Free upgrades are one of life’s little rewards, cherished and remembered. First class. Room with a view. Bigger car.
Unless you’re in Ireland. If you’re renting a car in Ireland, a free upgrade can be a burden.
We got a free upgrade.
Next to the Guinness brewery in Dublin, the Ring of Kerry may be Ireland’s most popular tourist attraction. It’s a scenic drive, a 111-mile loop densely populated with tour buses on winding roads barely 20 feet wide. Unless you enjoy abject terror, the smaller the car the better.
We named our (upgraded) Hyundai Harry, after the prince. The day we collected Harry was the day we were to watch The Wedding, and the betrothed were on our mind. Although Harry is black, he’s neither as comely nor as delicate as Meghan (he’s a clackity diesel), so he’s Harry.
Besides, he’s sorta big. Grownups sit comfortably in his back seat. All of our luggage fits in his trunk. There are enough cupholders for three beers! (And that’s just in the driver’s door.) In spite of that, at home he’d be a small car. On Irish roads, he’s positively Bunyanesque.
Did I mention the left-side-of-the-road, driver-on-the-right thing? Twice Louise and I have opened the wrong doors to get in. There’s the gearshift too—it’s almost impossible to rent a car in Ireland with an automatic—which is shifted with the left hand. Harry’s is a six-speed, just to add to the confusion.

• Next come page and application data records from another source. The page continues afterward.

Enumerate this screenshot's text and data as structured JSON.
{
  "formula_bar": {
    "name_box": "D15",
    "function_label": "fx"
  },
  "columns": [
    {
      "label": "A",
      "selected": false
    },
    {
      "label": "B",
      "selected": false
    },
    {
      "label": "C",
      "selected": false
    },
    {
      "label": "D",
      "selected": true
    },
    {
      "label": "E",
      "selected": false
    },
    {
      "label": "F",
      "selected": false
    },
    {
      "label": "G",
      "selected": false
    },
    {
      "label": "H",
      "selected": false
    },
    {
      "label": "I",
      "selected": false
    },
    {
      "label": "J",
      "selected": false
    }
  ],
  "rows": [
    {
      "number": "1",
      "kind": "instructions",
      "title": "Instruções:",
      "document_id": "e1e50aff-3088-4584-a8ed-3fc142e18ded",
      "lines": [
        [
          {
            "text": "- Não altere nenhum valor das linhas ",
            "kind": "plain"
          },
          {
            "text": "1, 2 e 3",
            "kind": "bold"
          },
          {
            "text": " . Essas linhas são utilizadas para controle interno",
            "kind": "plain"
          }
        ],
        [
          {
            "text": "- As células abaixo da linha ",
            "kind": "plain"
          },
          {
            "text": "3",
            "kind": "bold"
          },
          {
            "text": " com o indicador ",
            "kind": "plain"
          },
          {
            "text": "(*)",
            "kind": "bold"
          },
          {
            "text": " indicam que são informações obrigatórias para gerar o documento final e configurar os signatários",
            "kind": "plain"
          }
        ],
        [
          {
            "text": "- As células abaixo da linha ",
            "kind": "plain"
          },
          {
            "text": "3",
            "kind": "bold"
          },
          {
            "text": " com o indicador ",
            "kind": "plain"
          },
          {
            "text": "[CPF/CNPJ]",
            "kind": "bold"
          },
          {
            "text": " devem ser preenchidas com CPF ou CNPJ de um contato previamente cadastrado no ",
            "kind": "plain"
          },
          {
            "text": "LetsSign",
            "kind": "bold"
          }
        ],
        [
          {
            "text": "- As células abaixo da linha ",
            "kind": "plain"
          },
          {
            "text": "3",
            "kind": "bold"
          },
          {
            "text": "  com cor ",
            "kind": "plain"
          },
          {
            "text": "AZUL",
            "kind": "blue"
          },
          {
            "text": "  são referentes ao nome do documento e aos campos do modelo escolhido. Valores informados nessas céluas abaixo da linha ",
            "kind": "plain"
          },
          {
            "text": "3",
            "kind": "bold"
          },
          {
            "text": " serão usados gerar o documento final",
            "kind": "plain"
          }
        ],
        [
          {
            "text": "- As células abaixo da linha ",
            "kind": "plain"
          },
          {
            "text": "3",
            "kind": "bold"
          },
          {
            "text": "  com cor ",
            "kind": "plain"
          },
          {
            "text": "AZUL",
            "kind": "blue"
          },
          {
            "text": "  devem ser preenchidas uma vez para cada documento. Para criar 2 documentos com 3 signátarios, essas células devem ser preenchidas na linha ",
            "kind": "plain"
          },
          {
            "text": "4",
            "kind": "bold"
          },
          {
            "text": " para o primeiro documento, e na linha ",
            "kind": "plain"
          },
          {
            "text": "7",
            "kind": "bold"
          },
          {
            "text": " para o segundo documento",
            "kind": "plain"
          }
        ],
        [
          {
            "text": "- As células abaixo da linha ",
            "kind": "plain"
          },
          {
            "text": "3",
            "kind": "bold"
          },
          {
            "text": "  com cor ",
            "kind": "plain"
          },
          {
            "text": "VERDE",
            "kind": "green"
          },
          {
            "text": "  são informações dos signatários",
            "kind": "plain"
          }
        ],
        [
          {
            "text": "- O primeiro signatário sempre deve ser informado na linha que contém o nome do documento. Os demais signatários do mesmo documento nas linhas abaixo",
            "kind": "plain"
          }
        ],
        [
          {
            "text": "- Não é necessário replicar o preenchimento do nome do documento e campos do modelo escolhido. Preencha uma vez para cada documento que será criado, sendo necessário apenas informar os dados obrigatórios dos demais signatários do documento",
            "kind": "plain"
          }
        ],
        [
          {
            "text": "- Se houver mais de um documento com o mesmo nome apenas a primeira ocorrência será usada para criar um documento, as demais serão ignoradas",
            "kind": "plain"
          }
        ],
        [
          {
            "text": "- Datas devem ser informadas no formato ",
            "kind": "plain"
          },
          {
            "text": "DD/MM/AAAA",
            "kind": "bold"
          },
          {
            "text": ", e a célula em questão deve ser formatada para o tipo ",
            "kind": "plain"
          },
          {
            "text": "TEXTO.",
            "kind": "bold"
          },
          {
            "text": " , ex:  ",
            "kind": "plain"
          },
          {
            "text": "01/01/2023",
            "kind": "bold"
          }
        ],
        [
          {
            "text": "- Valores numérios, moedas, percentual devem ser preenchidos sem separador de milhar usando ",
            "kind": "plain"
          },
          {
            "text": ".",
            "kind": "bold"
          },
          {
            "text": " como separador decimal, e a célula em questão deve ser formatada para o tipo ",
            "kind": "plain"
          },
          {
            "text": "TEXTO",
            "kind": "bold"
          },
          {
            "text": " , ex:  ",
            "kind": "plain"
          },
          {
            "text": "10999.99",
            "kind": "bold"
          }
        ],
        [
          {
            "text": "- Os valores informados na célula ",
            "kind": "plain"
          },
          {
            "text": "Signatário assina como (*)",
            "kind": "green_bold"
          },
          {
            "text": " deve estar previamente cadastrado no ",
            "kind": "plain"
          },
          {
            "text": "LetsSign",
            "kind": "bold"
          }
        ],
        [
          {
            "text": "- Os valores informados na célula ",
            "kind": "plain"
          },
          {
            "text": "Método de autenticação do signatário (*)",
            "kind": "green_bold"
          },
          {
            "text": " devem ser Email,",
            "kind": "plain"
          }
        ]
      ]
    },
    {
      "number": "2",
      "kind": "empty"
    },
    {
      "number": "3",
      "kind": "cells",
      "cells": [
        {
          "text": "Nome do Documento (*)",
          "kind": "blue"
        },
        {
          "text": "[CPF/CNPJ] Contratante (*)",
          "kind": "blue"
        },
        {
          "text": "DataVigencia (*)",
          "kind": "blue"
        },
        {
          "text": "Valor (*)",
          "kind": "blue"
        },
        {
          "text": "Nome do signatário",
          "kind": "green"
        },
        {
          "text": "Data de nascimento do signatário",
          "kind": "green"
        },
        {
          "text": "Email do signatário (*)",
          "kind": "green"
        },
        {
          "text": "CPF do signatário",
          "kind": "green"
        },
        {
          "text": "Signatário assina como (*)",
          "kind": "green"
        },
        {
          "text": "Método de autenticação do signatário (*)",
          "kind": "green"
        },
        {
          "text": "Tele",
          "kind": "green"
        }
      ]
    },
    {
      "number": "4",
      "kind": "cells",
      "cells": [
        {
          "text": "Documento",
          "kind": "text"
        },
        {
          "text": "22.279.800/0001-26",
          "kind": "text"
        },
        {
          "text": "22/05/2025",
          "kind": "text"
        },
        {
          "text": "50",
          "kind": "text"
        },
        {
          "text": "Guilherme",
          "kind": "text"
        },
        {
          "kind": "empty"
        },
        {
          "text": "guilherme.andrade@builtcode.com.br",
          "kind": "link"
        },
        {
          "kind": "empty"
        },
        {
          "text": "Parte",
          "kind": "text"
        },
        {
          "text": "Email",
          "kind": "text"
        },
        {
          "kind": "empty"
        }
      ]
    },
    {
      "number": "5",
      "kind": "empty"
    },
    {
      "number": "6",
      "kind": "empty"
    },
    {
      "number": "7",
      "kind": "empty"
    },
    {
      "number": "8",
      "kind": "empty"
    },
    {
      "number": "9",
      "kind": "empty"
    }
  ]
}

It’s all tolerable, until the tour buses take to the road. They all travel in the same direction—clockwise—around the Ring, so they don’t meet each other head on, but that means the rest of us either go the other way around (and meet the buses head-on ourselves), or follow them, slowly, as they’re nearly impossible to pass.
The only solution is to leave early in the morning. The buses get underway at 10:00; we departed at 8:30. At least we had the road to ourselves for a couple of hours, and a spectacular couple of hours it was.
(Click any image to enlarge)
The Ring of Kerry includes a Twelfth-Century abbey, a rare Irish beach (O’Carroll’s, where Ryan’s Daughter was filmed), hundreds of B&B’s, thousands of sheep…
…and enough tour buses to last a lifetime.
The Irish posts make me want to visit the Emerald Isle. The pub entry was delightful. So the big car has a stick shift. Can’t imagine. We drove on the left side in Australia, with an automatic and would not have wanted to add shifting to the counteracting of muscle memory. As it was, every time we thought we were hitting the turn signal, we hit the windshield wiper lever, not really a clear signal to the other drivers, even though the wipers were wildly flailing.
Indeed, Anita, it’s all about muscle memory. And when the roads get REALLY narrow and a car is oncoming, we just slow to a creep and listen for the scratches coming from the left side of the car. 😉